There are a few species that you need to be aware of along our waterways. We actively manage these on a regular basis with volunteers where possible (Himalayan balsam) or through stem injection in to the more noxious plants (Giant hogweed) and invasive plants (Japanese knotweed).
You can help us in our eradication of this plant by letting us know if you spot it. There is a similar native plant called Hogweed which does not cause the same problems and therefore we do not need to treat it in the same way. You do not have to be wary of it. Use this ID sheet to help you spot the difference.
This short video explains some of the dangers of Giant hogweed and why it is such a big problem along river systems.
If you are unfortunate enough to get some of the sap on your skin, don’t panic, cover the infected area immediately to keep out of sunlight, wash the area thoroughly with lots of soapy water and if any irritation is experienced seek medical attention.

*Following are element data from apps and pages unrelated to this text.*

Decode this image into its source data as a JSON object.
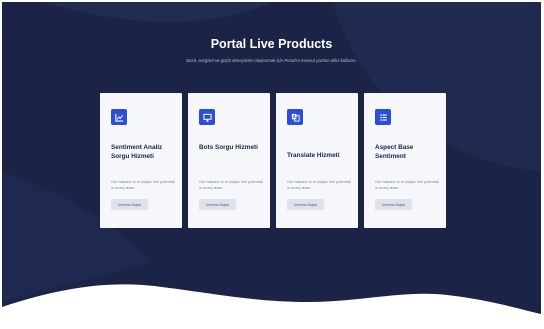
{
  "header": {
    "title": "Portal Live Products",
    "subtitle": "Basit, sezgisel ve güçlü deneyimler oluşturmak için Portal'ın mevcut yazılım dilini kullanın."
  },
  "colors": {
    "background": "#1b2447",
    "card": "#f6f7fb",
    "accent": "#2d4fd6",
    "button": "#dfe2ea"
  },
  "cards": [
    {
      "icon": "chart-icon",
      "title": "Sentiment Analiz Sorgu Hizmeti",
      "description": "Our mission is to ulaşılır the potential in every team.",
      "button_label": "Ücretsiz Başlat"
    },
    {
      "icon": "monitor-icon",
      "title": "Bots Sorgu Hizmeti",
      "description": "Our mission is to ulaşılır the potential in every team.",
      "button_label": "Ücretsiz Başlat"
    },
    {
      "icon": "translate-icon",
      "title": "Translate Hizmeti",
      "description": "Our mission is to ulaşılır the potential in every team.",
      "button_label": "Ücretsiz Başlat"
    },
    {
      "icon": "list-icon",
      "title": "Aspect Base Sentiment",
      "description": "Our mission is to ulaşılır the potential in every team.",
      "button_label": "Ücretsiz Başlat"
    }
  ]
}
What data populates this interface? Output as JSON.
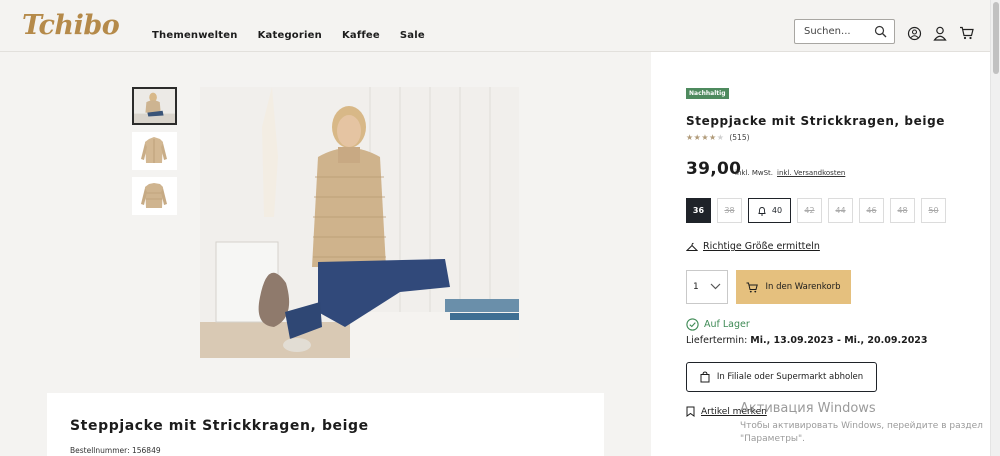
{
  "header": {
    "logo": "Tchibo",
    "nav": [
      "Themenwelten",
      "Kategorien",
      "Kaffee",
      "Sale"
    ],
    "search_placeholder": "Suchen..."
  },
  "product": {
    "badge": "Nachhaltig",
    "title": "Steppjacke mit Strickkragen, beige",
    "rating_value": 4,
    "rating_max": 5,
    "rating_count": "(515)",
    "price": "39,00",
    "vat": "inkl. MwSt.",
    "shipping_link": "inkl. Versandkosten",
    "sizes": [
      {
        "label": "36",
        "state": "selected"
      },
      {
        "label": "38",
        "state": "unavailable"
      },
      {
        "label": "40",
        "state": "notify"
      },
      {
        "label": "42",
        "state": "unavailable"
      },
      {
        "label": "44",
        "state": "unavailable"
      },
      {
        "label": "46",
        "state": "unavailable"
      },
      {
        "label": "48",
        "state": "unavailable"
      },
      {
        "label": "50",
        "state": "unavailable"
      }
    ],
    "fit_link": "Richtige Größe ermitteln",
    "quantity": "1",
    "cart_button": "In den Warenkorb",
    "stock": "Auf Lager",
    "delivery_label": "Liefertermin:",
    "delivery_dates": "Mi., 13.09.2023 - Mi., 20.09.2023",
    "store_button": "In Filiale oder Supermarkt abholen",
    "wishlist_link": "Artikel merken"
  },
  "description": {
    "title": "Steppjacke mit Strickkragen, beige",
    "order_number": "Bestellnummer: 156849"
  },
  "watermark": {
    "title": "Активация Windows",
    "line1": "Чтобы активировать Windows, перейдите в раздел",
    "line2": "\"Параметры\"."
  }
}
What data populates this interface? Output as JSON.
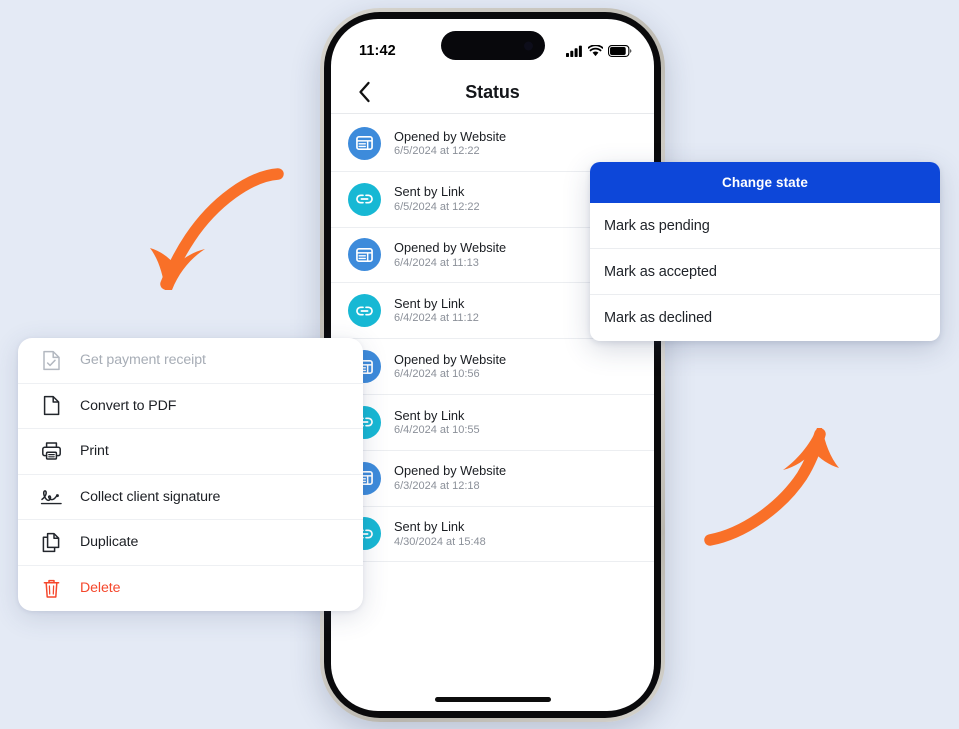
{
  "theme": {
    "background": "#e4eaf5",
    "accent_blue": "#0d47d9",
    "arrow_orange": "#f97028",
    "danger_red": "#f5472c",
    "icon_blue": "#3d8bdb",
    "icon_teal": "#17b8d4"
  },
  "phone": {
    "status_bar": {
      "time": "11:42",
      "signal_icon": "cellular-signal-icon",
      "wifi_icon": "wifi-icon",
      "battery_icon": "battery-icon"
    },
    "nav": {
      "back_icon": "chevron-left-icon",
      "title": "Status"
    },
    "list": [
      {
        "icon": "browser-window-icon",
        "icon_color": "#3d8bdb",
        "title": "Opened by Website",
        "subtitle": "6/5/2024 at 12:22"
      },
      {
        "icon": "link-icon",
        "icon_color": "#17b8d4",
        "title": "Sent by Link",
        "subtitle": "6/5/2024 at 12:22"
      },
      {
        "icon": "browser-window-icon",
        "icon_color": "#3d8bdb",
        "title": "Opened by Website",
        "subtitle": "6/4/2024 at 11:13"
      },
      {
        "icon": "link-icon",
        "icon_color": "#17b8d4",
        "title": "Sent by Link",
        "subtitle": "6/4/2024 at 11:12"
      },
      {
        "icon": "browser-window-icon",
        "icon_color": "#3d8bdb",
        "title": "Opened by Website",
        "subtitle": "6/4/2024 at 10:56"
      },
      {
        "icon": "link-icon",
        "icon_color": "#17b8d4",
        "title": "Sent by Link",
        "subtitle": "6/4/2024 at 10:55"
      },
      {
        "icon": "browser-window-icon",
        "icon_color": "#3d8bdb",
        "title": "Opened by Website",
        "subtitle": "6/3/2024 at 12:18"
      },
      {
        "icon": "link-icon",
        "icon_color": "#17b8d4",
        "title": "Sent by Link",
        "subtitle": "4/30/2024 at 15:48"
      }
    ]
  },
  "context_menu": {
    "items": [
      {
        "label": "Get payment receipt",
        "icon": "receipt-check-icon",
        "disabled": true,
        "danger": false
      },
      {
        "label": "Convert to PDF",
        "icon": "document-icon",
        "disabled": false,
        "danger": false
      },
      {
        "label": "Print",
        "icon": "printer-icon",
        "disabled": false,
        "danger": false
      },
      {
        "label": "Collect client signature",
        "icon": "signature-icon",
        "disabled": false,
        "danger": false
      },
      {
        "label": "Duplicate",
        "icon": "copy-icon",
        "disabled": false,
        "danger": false
      },
      {
        "label": "Delete",
        "icon": "trash-icon",
        "disabled": false,
        "danger": true
      }
    ]
  },
  "change_state": {
    "title": "Change state",
    "options": [
      {
        "label": "Mark as pending"
      },
      {
        "label": "Mark as accepted"
      },
      {
        "label": "Mark as declined"
      }
    ]
  },
  "annotations": {
    "arrow_down_left": "curved-arrow-down-left",
    "arrow_up_right": "curved-arrow-up-right"
  }
}
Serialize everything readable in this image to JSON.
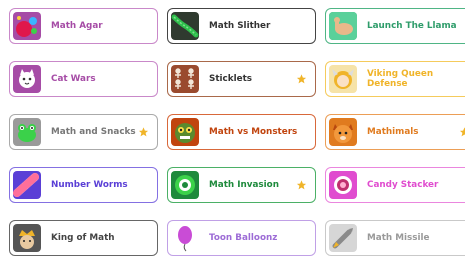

Do not let this plant prevent you from enjoying our waterways. As long as you are aware of the plant and do not allow the sap on you it will not be a problem.
Other Names: Touch-me-not; Policeman’s Helmet; Indian Balsam; Jumping Jack
Himalayan Balsam is a plant native to the Western Himalayas. It was introduced deliberately in 1839 by Victorian plant hunters (owing to its very attractive flowers).
It is now found throughout Britain, particularly along riverbanks and on damp ground. The plant is very fast growing, reaching up to 3m in height and is reputed to be the tallest annual plant currently found in the UK. The seed-pods are ‘dehiscent’, i.e. when they’re mature, they explode when touched, scattering the seed up to 7m away! The seeds can remain viable for up to 2 years and can be dispersed by water, animals and on the soles of shoes.
Why is it a problem?
Each plant can produce up to 800 seeds and a dense stand can produce 30,000 seeds per m2. It has previously spread through the UK at a rate of 645km2per year. Its popularity with bumblebees may lead to other (native) flowers being overlooked. This could potentially have a detrimental impact on our flora long-term. Dense stands of Balsam can shade out other flora beneath, thereby suppressing their growth and reducing the diversity of wild flowers in the immediate area. Balsam is an annual plant which can displace other soil-binding, perennial plants. When it dies back in autumn, bare areas of soil left behind may be more prone to erosion.
How you can help
Throughout the summer we run a number of events to remove this plant. This culminates in the 3 Rivers Clean Up. This is an annual event, where volunteers from all over south-east London and beyond help to pull up the Balsam by its shallow roots. This manual removal eliminates the need for chemical treatment and allows surrounding wildflowers to be left unaffected. The plants are pulled before the seeds are produced (to avoid further spread) and the stems can then be composted nearby.
You can follow the work they and others are doing at their Twitter feed.
Pulling Himalayan Balsam in late season
The video below shows how to remove Himalayan Balsam late in the season, in cases where it is flowering and been allowed to set seed. The plant is popular with bee keepers as a late source of nectar, but advice from the British Beekeepers Association it should only be kept in gardens and cut before it sets seed.
Tom Morgan from Wiltshire Wildlife Trust advises exactly how to remove the plant and prevent seed dispersal.
Other invasive species
For more information on the invasive species in London, you can visit the London Invasive Species Initiate (LISI) website. The London Invasive Species Initiative is a subgroup of the London Biodiversity Partnership, and is hosted by Greenspace Information for Greater London. LISI brings together organisations from a range of sectors to deliver practical action to prevent, control and eradicate invasive non-native species in London. LISI encourages co-ordination and partnership working to prevent, reduce and eliminate the impacts of invasive non-native species across Greater London.
Useful ID Sheets for invasive species
Chinese Mitten crab (Eriocheir sinensis)
Floating Pennywort (Hydrocotyle ranunculoides)
Giant Hogweed (Heracleum mantegazzianum)
Himalayan Balsam (Impatiens glandulifera)
Japanese Knotweed (Fallopia japonica)
Parrots Feather (Myriophyllum aquaticum)